  • One way to get more time to present your case is to attach supporting documents to your written testimony. Attach graphs, photos, citations, or other evidence that supports your testimony and position. Any documents attached to your testimony will be entered into the record.
  • Bring written copies of your testimony (around 10 copies) to the hearing for the senators.
  • Make eye contact, speak clearly, sit up straight, look confident.
  • Unless you are part of a planned sequence of testifiers, these public hearings are cattle calls. People shuffle forward in a sort of dance to determine who will be the next speaker.
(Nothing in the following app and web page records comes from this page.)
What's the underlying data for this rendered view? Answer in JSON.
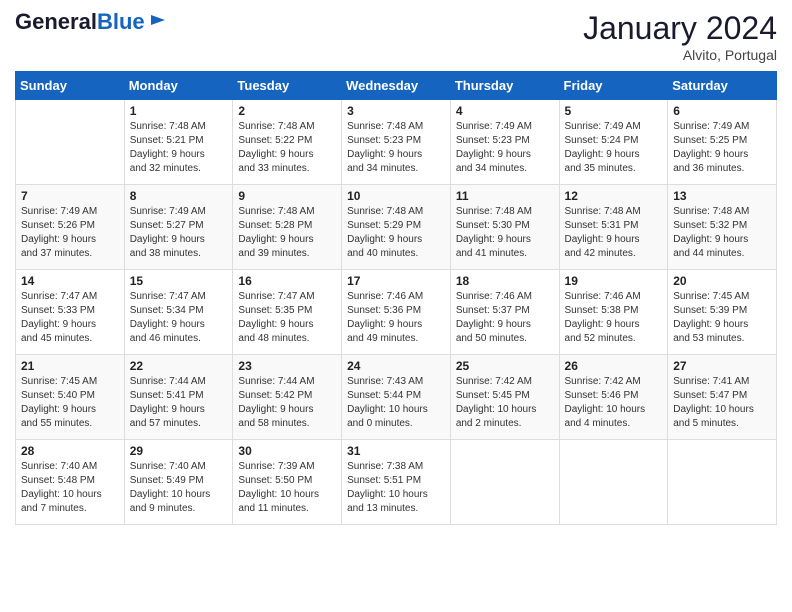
{
  "logo": {
    "line1": "General",
    "line2": "Blue"
  },
  "header": {
    "month": "January 2024",
    "location": "Alvito, Portugal"
  },
  "weekdays": [
    "Sunday",
    "Monday",
    "Tuesday",
    "Wednesday",
    "Thursday",
    "Friday",
    "Saturday"
  ],
  "weeks": [
    [
      {
        "day": "",
        "text": ""
      },
      {
        "day": "1",
        "text": "Sunrise: 7:48 AM\nSunset: 5:21 PM\nDaylight: 9 hours\nand 32 minutes."
      },
      {
        "day": "2",
        "text": "Sunrise: 7:48 AM\nSunset: 5:22 PM\nDaylight: 9 hours\nand 33 minutes."
      },
      {
        "day": "3",
        "text": "Sunrise: 7:48 AM\nSunset: 5:23 PM\nDaylight: 9 hours\nand 34 minutes."
      },
      {
        "day": "4",
        "text": "Sunrise: 7:49 AM\nSunset: 5:23 PM\nDaylight: 9 hours\nand 34 minutes."
      },
      {
        "day": "5",
        "text": "Sunrise: 7:49 AM\nSunset: 5:24 PM\nDaylight: 9 hours\nand 35 minutes."
      },
      {
        "day": "6",
        "text": "Sunrise: 7:49 AM\nSunset: 5:25 PM\nDaylight: 9 hours\nand 36 minutes."
      }
    ],
    [
      {
        "day": "7",
        "text": "Sunrise: 7:49 AM\nSunset: 5:26 PM\nDaylight: 9 hours\nand 37 minutes."
      },
      {
        "day": "8",
        "text": "Sunrise: 7:49 AM\nSunset: 5:27 PM\nDaylight: 9 hours\nand 38 minutes."
      },
      {
        "day": "9",
        "text": "Sunrise: 7:48 AM\nSunset: 5:28 PM\nDaylight: 9 hours\nand 39 minutes."
      },
      {
        "day": "10",
        "text": "Sunrise: 7:48 AM\nSunset: 5:29 PM\nDaylight: 9 hours\nand 40 minutes."
      },
      {
        "day": "11",
        "text": "Sunrise: 7:48 AM\nSunset: 5:30 PM\nDaylight: 9 hours\nand 41 minutes."
      },
      {
        "day": "12",
        "text": "Sunrise: 7:48 AM\nSunset: 5:31 PM\nDaylight: 9 hours\nand 42 minutes."
      },
      {
        "day": "13",
        "text": "Sunrise: 7:48 AM\nSunset: 5:32 PM\nDaylight: 9 hours\nand 44 minutes."
      }
    ],
    [
      {
        "day": "14",
        "text": "Sunrise: 7:47 AM\nSunset: 5:33 PM\nDaylight: 9 hours\nand 45 minutes."
      },
      {
        "day": "15",
        "text": "Sunrise: 7:47 AM\nSunset: 5:34 PM\nDaylight: 9 hours\nand 46 minutes."
      },
      {
        "day": "16",
        "text": "Sunrise: 7:47 AM\nSunset: 5:35 PM\nDaylight: 9 hours\nand 48 minutes."
      },
      {
        "day": "17",
        "text": "Sunrise: 7:46 AM\nSunset: 5:36 PM\nDaylight: 9 hours\nand 49 minutes."
      },
      {
        "day": "18",
        "text": "Sunrise: 7:46 AM\nSunset: 5:37 PM\nDaylight: 9 hours\nand 50 minutes."
      },
      {
        "day": "19",
        "text": "Sunrise: 7:46 AM\nSunset: 5:38 PM\nDaylight: 9 hours\nand 52 minutes."
      },
      {
        "day": "20",
        "text": "Sunrise: 7:45 AM\nSunset: 5:39 PM\nDaylight: 9 hours\nand 53 minutes."
      }
    ],
    [
      {
        "day": "21",
        "text": "Sunrise: 7:45 AM\nSunset: 5:40 PM\nDaylight: 9 hours\nand 55 minutes."
      },
      {
        "day": "22",
        "text": "Sunrise: 7:44 AM\nSunset: 5:41 PM\nDaylight: 9 hours\nand 57 minutes."
      },
      {
        "day": "23",
        "text": "Sunrise: 7:44 AM\nSunset: 5:42 PM\nDaylight: 9 hours\nand 58 minutes."
      },
      {
        "day": "24",
        "text": "Sunrise: 7:43 AM\nSunset: 5:44 PM\nDaylight: 10 hours\nand 0 minutes."
      },
      {
        "day": "25",
        "text": "Sunrise: 7:42 AM\nSunset: 5:45 PM\nDaylight: 10 hours\nand 2 minutes."
      },
      {
        "day": "26",
        "text": "Sunrise: 7:42 AM\nSunset: 5:46 PM\nDaylight: 10 hours\nand 4 minutes."
      },
      {
        "day": "27",
        "text": "Sunrise: 7:41 AM\nSunset: 5:47 PM\nDaylight: 10 hours\nand 5 minutes."
      }
    ],
    [
      {
        "day": "28",
        "text": "Sunrise: 7:40 AM\nSunset: 5:48 PM\nDaylight: 10 hours\nand 7 minutes."
      },
      {
        "day": "29",
        "text": "Sunrise: 7:40 AM\nSunset: 5:49 PM\nDaylight: 10 hours\nand 9 minutes."
      },
      {
        "day": "30",
        "text": "Sunrise: 7:39 AM\nSunset: 5:50 PM\nDaylight: 10 hours\nand 11 minutes."
      },
      {
        "day": "31",
        "text": "Sunrise: 7:38 AM\nSunset: 5:51 PM\nDaylight: 10 hours\nand 13 minutes."
      },
      {
        "day": "",
        "text": ""
      },
      {
        "day": "",
        "text": ""
      },
      {
        "day": "",
        "text": ""
      }
    ]
  ]
}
When the issue draws a lot of public attention and there are many speakers it is best to be one of the first speakers, so don’t be timid. Jump up, do the dance, and head to the table.
  • If previous speakers have already made your points, when it is your turn to speak just state your name and that you are in agreement with previous speakers who also support/oppose the bill. This process will get your name on the record as a testifier while avoiding redundancy.
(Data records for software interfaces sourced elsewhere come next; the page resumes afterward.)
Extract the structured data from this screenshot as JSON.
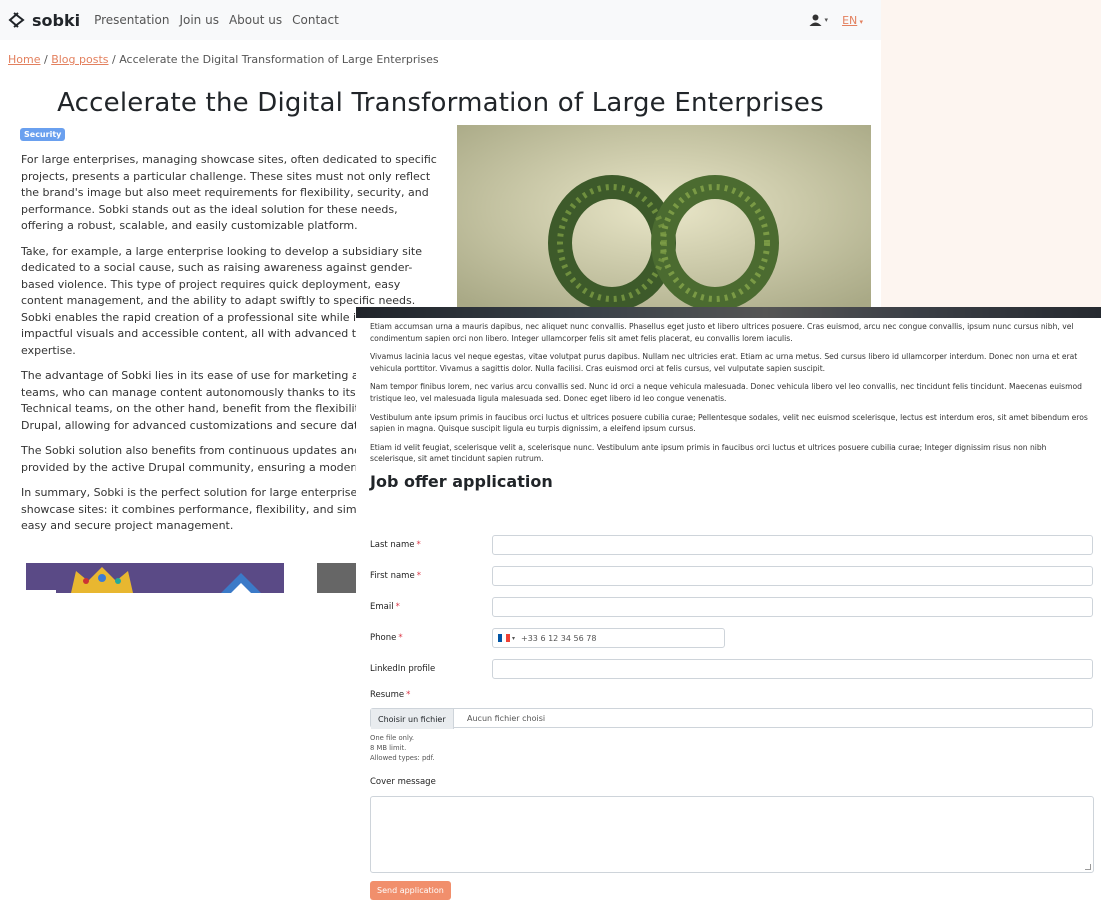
{
  "nav": {
    "brand": "sobki",
    "links": [
      "Presentation",
      "Join us",
      "About us",
      "Contact"
    ],
    "language": "EN"
  },
  "breadcrumb": {
    "home": "Home",
    "section": "Blog posts",
    "current": "Accelerate the Digital Transformation of Large Enterprises"
  },
  "article": {
    "title": "Accelerate the Digital Transformation of Large Enterprises",
    "tag": "Security",
    "paragraphs": [
      "For large enterprises, managing showcase sites, often dedicated to specific projects, presents a particular challenge. These sites must not only reflect the brand's image but also meet requirements for flexibility, security, and performance. Sobki stands out as the ideal solution for these needs, offering a robust, scalable, and easily customizable platform.",
      "Take, for example, a large enterprise looking to develop a subsidiary site dedicated to a social cause, such as raising awareness against gender-based violence. This type of project requires quick deployment, easy content management, and the ability to adapt swiftly to specific needs. Sobki enables the rapid creation of a professional site while integrating impactful visuals and accessible content, all with advanced technical expertise.",
      "The advantage of Sobki lies in its ease of use for marketing and comm teams, who can manage content autonomously thanks to its intuitive i Technical teams, on the other hand, benefit from the flexibility and ro Drupal, allowing for advanced customizations and secure data manage",
      "The Sobki solution also benefits from continuous updates and improve provided by the active Drupal community, ensuring a modern and scal",
      "In summary, Sobki is the perfect solution for large enterprises looking showcase sites: it combines performance, flexibility, and simplicity, wh easy and secure project management."
    ]
  },
  "job": {
    "lorem": [
      "Etiam accumsan urna a mauris dapibus, nec aliquet nunc convallis. Phasellus eget justo et libero ultrices posuere. Cras euismod, arcu nec congue convallis, ipsum nunc cursus nibh, vel condimentum sapien orci non libero. Integer ullamcorper felis sit amet felis placerat, eu convallis lorem iaculis.",
      "Vivamus lacinia lacus vel neque egestas, vitae volutpat purus dapibus. Nullam nec ultricies erat. Etiam ac urna metus. Sed cursus libero id ullamcorper interdum. Donec non urna et erat vehicula porttitor. Vivamus a sagittis dolor. Nulla facilisi. Cras euismod orci at felis cursus, vel vulputate sapien suscipit.",
      "Nam tempor finibus lorem, nec varius arcu convallis sed. Nunc id orci a neque vehicula malesuada. Donec vehicula libero vel leo convallis, nec tincidunt felis tincidunt. Maecenas euismod tristique leo, vel malesuada ligula malesuada sed. Donec eget libero id leo congue venenatis.",
      "Vestibulum ante ipsum primis in faucibus orci luctus et ultrices posuere cubilia curae; Pellentesque sodales, velit nec euismod scelerisque, lectus est interdum eros, sit amet bibendum eros sapien in magna. Quisque suscipit ligula eu turpis dignissim, a eleifend ipsum cursus.",
      "Etiam id velit feugiat, scelerisque velit a, scelerisque nunc. Vestibulum ante ipsum primis in faucibus orci luctus et ultrices posuere cubilia curae; Integer dignissim risus non nibh scelerisque, sit amet tincidunt sapien rutrum."
    ],
    "form_title": "Job offer application",
    "fields": {
      "last_name": "Last name",
      "first_name": "First name",
      "email": "Email",
      "phone": "Phone",
      "phone_placeholder": "+33 6 12 34 56 78",
      "linkedin": "LinkedIn profile",
      "resume": "Resume",
      "file_button": "Choisir un fichier",
      "file_status": "Aucun fichier choisi",
      "help_1": "One file only.",
      "help_2": "8 MB limit.",
      "help_3": "Allowed types: pdf.",
      "cover": "Cover message"
    },
    "required_mark": "*",
    "submit": "Send application"
  },
  "colors": {
    "accent": "#e3805e",
    "badge": "#6aa0ef",
    "submit": "#f18f6c",
    "required": "#dc3545"
  }
}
How to Read a Legislative Bill

To help LWVGO members and community members to be active participants in the Nebraska legislature, we’re publishing guides to following our state senators’ activities in a series called Unicameral 101.

To kick this series off, see LWVGO Policy Director Peggy Adair’s guide to reading bills below.
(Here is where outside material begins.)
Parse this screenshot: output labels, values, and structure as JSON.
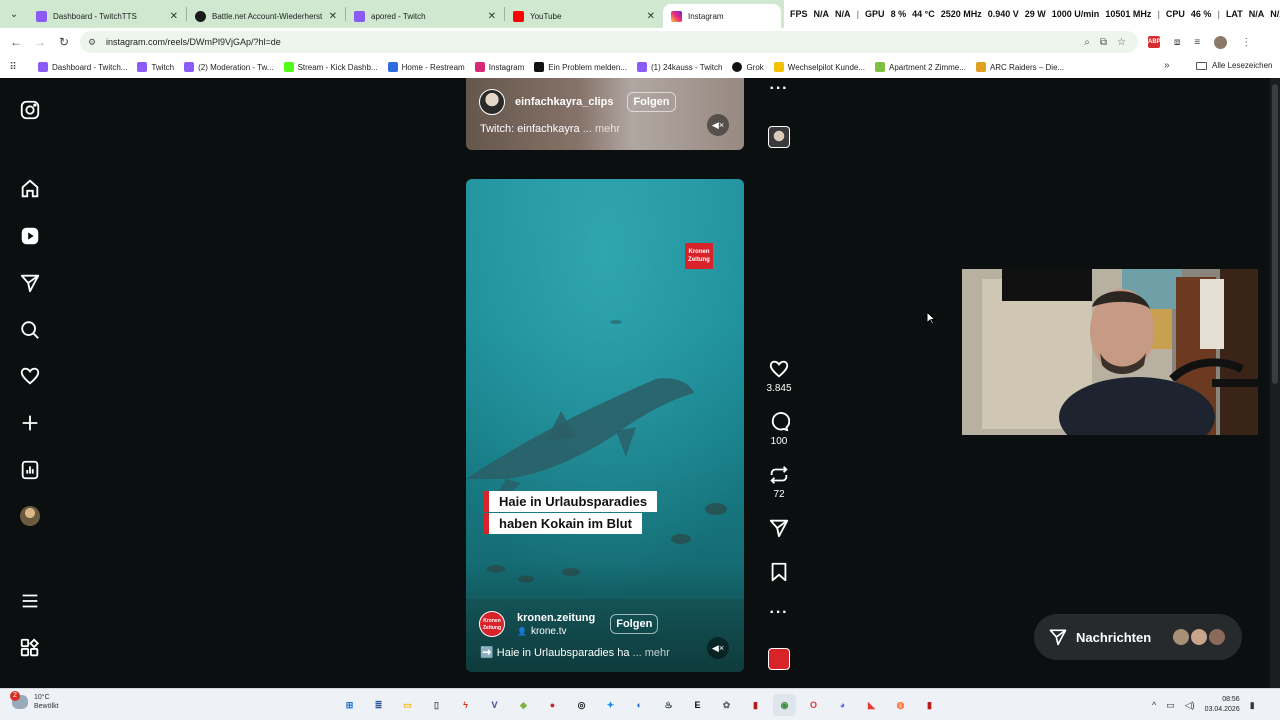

The easiest way for a novice to learn how the legislature works is to pick one or two bills of interest and follow those bills through the process. Our legislature’s website,, is very user-friendly and contains a wealth of information. To pick a bill, one can type in keywords on the “search bills and laws” page and bills will pop up that one can then read to determine if they are of interest.

To follow a bill, type in the bill number on the upper right side of the legislature’s home page. All of the information regarding that bill will pop up, including the name of the introducing senator, the committee assignment of the bill, the complete copy of the bill, any amendments, and where the bill is in the process.

Once you start looking at bills, you’ll notice that legislative bills have three styles of language, described below.

1) Language in current state statutes is displayed in regular type:

Cities of the metropolitan class shall have power by ordinance: … to prevent or regulate the rolling of hoops, playing of ball, flying of kites, the riding of bicycles or tricycles, or any other amusement or practice having a tendency to annoy persons passing in the streets or on the sidewalks or to frighten teams of horses; to regulate the use of vehicles propelled by steam, gas electricity or other motive power, operated on the streets of the city.  

(Ne. Rev. St. 14-102)

2) Language the introducing senator wants to add to current state statutes is displayed in underlined type:

(1) Body-worn camera means a device worn by a peace office in uniform which has the capability to record both audio and video of an interaction between a peace officer and a member of the public but does not include any device used by an undercover officer;


3) Language the introducing senator wants to be stricken from current state statutes is displayed in strikethrough type:

The counsel of the state, your own and your fellows, you shall keep secret, unless called on in a court of justice to make disclosures.